- Instructions for the task: In the records below, tally every line containing "active". Report only the total.

───── Data to process

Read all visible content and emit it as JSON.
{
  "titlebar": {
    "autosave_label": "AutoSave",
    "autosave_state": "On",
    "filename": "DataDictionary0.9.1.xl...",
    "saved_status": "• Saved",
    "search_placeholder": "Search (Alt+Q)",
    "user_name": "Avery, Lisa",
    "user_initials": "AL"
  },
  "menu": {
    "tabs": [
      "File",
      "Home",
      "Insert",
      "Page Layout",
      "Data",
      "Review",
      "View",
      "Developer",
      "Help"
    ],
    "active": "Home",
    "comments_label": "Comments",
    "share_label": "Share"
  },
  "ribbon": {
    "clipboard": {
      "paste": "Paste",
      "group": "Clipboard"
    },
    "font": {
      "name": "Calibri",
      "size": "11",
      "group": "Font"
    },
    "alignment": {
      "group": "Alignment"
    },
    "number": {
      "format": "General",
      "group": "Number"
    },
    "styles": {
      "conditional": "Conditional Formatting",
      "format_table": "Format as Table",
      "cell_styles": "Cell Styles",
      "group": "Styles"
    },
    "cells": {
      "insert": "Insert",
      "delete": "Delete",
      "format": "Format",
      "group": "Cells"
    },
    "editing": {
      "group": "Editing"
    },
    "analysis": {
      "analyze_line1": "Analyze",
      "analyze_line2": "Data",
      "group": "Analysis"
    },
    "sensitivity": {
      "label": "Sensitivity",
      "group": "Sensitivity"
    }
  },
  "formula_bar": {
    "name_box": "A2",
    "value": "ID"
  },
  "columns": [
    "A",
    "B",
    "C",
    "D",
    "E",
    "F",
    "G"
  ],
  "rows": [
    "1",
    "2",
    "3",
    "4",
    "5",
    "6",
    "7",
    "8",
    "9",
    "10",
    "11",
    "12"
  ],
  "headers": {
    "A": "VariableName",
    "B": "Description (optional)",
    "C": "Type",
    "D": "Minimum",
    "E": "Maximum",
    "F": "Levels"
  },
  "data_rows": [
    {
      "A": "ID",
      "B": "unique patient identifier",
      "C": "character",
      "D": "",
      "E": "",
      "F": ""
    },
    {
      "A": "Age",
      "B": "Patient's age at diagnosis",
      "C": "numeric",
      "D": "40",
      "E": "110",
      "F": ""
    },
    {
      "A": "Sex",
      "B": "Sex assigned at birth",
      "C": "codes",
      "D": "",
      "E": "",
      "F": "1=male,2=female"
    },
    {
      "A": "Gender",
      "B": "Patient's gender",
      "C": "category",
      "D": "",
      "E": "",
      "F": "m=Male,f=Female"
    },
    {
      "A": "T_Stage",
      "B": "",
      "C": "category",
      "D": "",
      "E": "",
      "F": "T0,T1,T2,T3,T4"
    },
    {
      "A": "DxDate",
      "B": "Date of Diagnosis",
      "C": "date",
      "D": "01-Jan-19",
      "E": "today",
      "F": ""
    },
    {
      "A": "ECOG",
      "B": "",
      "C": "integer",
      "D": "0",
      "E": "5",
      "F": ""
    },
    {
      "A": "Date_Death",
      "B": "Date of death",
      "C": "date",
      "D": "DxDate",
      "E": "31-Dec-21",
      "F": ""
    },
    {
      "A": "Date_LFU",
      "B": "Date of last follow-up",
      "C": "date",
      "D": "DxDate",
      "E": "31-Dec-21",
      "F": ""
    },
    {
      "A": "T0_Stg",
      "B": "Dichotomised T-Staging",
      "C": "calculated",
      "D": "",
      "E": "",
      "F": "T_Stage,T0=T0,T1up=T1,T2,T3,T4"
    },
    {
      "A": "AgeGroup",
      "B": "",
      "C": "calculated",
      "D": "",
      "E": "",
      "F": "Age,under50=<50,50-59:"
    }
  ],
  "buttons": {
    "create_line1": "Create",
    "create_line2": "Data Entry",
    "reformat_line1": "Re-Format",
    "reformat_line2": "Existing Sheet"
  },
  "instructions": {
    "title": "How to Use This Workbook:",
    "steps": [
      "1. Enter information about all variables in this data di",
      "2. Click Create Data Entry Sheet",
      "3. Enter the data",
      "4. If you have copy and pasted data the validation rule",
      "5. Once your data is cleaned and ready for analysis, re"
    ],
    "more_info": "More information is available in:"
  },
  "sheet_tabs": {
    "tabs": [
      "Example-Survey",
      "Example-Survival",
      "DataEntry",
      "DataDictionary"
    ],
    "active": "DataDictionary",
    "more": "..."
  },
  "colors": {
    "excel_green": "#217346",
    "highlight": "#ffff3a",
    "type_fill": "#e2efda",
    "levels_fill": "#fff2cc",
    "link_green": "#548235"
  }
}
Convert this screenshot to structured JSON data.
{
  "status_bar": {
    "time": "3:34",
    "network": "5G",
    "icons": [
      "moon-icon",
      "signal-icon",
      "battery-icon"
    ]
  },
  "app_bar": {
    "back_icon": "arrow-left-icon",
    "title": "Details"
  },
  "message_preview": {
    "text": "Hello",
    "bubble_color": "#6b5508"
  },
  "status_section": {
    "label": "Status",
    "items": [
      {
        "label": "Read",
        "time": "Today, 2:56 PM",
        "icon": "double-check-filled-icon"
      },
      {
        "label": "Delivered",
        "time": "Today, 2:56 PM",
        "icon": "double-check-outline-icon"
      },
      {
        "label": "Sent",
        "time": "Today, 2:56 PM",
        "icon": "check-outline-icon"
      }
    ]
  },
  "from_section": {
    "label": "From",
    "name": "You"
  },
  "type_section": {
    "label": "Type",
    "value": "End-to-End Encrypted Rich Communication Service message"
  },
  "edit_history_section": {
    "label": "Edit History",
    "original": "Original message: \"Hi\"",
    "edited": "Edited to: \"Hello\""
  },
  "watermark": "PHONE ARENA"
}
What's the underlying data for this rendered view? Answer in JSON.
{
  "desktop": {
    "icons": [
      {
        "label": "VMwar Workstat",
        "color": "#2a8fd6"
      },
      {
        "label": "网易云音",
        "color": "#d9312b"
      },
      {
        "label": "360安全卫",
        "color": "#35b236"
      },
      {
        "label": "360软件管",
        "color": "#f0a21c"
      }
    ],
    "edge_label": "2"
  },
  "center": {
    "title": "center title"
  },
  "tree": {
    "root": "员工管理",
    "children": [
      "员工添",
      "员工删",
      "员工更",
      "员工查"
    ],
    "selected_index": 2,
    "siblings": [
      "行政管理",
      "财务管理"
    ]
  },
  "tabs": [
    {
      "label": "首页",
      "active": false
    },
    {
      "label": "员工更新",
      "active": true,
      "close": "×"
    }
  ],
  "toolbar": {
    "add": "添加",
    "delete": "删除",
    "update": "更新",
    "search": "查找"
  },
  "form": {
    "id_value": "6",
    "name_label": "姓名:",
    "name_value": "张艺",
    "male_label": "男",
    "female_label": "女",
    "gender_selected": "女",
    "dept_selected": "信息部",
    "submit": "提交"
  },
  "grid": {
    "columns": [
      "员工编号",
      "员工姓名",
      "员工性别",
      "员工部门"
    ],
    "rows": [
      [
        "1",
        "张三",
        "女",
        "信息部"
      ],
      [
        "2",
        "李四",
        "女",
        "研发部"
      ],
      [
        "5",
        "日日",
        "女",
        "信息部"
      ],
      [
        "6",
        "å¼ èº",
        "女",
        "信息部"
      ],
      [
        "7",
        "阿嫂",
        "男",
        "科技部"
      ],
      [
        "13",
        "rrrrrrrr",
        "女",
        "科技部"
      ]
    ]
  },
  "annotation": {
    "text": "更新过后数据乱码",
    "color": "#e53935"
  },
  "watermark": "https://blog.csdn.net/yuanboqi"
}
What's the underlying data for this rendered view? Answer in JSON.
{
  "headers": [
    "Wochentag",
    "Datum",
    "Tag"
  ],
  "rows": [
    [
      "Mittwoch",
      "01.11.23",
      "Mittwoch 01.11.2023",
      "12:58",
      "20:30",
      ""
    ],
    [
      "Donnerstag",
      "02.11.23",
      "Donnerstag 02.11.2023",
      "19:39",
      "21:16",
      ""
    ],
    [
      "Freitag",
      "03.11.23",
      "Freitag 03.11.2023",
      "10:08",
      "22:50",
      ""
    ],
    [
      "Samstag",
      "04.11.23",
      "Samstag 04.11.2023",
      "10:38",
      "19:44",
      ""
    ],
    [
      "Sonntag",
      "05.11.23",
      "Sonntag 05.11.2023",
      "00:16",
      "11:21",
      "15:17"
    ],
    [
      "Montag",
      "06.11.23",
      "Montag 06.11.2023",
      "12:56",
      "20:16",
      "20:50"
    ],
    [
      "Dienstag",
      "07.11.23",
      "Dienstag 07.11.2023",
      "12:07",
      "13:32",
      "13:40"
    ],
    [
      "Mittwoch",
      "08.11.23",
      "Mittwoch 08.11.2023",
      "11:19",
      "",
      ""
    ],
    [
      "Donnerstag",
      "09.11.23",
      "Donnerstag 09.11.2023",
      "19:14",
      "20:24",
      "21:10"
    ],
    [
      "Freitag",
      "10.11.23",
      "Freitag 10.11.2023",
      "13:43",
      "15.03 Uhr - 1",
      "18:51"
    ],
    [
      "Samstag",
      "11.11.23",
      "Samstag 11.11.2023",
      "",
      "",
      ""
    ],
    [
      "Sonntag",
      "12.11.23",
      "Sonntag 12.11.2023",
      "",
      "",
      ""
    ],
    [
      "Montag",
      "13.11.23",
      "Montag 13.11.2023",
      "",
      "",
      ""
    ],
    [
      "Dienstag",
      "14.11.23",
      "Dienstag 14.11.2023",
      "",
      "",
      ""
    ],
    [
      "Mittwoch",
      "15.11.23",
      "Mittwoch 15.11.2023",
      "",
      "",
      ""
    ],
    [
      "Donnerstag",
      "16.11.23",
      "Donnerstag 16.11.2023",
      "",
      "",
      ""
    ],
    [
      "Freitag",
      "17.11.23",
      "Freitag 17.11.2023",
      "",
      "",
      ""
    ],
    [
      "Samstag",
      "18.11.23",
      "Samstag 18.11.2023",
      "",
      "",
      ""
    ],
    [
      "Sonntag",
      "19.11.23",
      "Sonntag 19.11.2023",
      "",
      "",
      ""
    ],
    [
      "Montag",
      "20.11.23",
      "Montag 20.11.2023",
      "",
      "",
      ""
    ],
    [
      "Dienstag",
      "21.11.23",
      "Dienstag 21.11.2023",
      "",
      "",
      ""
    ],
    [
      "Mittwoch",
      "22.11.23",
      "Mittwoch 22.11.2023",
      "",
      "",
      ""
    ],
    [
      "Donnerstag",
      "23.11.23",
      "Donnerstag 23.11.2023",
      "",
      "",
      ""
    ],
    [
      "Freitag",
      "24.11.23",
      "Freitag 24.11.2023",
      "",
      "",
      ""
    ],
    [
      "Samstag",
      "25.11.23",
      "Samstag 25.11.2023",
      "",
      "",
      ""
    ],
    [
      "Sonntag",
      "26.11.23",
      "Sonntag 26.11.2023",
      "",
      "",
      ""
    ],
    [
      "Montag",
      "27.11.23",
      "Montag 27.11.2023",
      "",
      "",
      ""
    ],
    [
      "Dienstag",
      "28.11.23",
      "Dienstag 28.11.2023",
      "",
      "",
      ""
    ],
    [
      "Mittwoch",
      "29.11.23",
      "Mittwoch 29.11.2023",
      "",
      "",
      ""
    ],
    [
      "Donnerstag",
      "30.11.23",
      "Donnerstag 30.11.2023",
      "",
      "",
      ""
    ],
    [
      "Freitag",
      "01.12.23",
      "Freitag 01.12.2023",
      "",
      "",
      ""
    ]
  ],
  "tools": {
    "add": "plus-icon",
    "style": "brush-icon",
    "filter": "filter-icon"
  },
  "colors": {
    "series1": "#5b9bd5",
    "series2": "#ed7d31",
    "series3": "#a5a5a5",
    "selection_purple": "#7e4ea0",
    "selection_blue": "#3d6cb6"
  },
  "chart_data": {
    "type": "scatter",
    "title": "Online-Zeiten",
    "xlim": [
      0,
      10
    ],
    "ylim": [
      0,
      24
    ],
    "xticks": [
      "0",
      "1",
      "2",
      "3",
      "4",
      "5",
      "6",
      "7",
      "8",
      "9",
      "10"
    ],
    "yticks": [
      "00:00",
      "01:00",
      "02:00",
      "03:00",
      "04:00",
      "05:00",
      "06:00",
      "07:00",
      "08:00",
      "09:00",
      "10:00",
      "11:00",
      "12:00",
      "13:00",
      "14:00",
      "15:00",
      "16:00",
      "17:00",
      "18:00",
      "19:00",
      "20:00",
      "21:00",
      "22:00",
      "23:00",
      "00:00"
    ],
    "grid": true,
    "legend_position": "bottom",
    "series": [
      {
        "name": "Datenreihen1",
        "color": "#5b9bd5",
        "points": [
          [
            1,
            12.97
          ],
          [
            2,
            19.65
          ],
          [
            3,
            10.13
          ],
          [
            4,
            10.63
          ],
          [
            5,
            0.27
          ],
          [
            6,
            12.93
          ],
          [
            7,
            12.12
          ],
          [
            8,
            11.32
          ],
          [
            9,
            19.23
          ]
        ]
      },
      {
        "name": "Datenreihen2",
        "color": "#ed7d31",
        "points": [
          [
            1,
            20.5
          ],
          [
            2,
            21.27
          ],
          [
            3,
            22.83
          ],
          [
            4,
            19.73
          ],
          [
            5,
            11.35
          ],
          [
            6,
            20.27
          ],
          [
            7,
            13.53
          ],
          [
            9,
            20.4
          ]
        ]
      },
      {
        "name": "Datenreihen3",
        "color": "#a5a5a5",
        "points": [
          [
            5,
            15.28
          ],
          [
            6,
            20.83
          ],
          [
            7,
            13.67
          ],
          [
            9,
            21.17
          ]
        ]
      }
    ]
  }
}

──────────

- Answer space: 4